* _Task prompt_:
Please return every line in the entries below with the word "title" in it.

* _Extracted records_:
........

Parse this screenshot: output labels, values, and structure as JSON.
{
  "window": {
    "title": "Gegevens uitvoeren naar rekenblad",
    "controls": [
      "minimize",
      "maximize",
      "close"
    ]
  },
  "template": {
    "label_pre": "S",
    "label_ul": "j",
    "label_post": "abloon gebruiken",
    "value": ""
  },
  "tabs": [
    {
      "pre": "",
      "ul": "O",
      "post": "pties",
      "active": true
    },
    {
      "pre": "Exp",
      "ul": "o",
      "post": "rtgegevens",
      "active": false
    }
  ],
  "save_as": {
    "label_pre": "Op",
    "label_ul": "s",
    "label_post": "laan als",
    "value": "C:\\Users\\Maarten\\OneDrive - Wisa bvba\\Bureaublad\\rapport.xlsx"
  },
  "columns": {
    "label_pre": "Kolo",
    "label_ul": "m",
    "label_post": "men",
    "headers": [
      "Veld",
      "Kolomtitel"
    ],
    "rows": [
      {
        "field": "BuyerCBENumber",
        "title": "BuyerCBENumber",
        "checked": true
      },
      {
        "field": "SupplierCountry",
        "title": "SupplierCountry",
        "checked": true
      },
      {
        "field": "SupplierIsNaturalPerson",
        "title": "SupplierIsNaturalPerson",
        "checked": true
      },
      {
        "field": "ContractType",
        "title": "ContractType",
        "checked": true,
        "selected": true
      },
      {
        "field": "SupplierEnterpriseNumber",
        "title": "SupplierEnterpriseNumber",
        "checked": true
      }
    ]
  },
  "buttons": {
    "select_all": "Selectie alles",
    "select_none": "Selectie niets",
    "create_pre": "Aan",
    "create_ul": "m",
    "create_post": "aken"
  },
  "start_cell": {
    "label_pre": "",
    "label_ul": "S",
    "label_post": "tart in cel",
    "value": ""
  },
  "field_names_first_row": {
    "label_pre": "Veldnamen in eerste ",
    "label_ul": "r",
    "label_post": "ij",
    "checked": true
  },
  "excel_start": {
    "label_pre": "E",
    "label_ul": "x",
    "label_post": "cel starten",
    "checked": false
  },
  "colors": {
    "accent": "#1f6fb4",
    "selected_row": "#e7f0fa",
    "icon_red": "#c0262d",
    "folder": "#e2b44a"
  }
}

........

* _Written answer_:
    "title": "Gegevens uitvoeren naar rekenblad",
        "title": "BuyerCBENumber",
        "title": "SupplierCountry",
        "title": "SupplierIsNaturalPerson",
        "title": "ContractType",
        "title": "SupplierEnterpriseNumber",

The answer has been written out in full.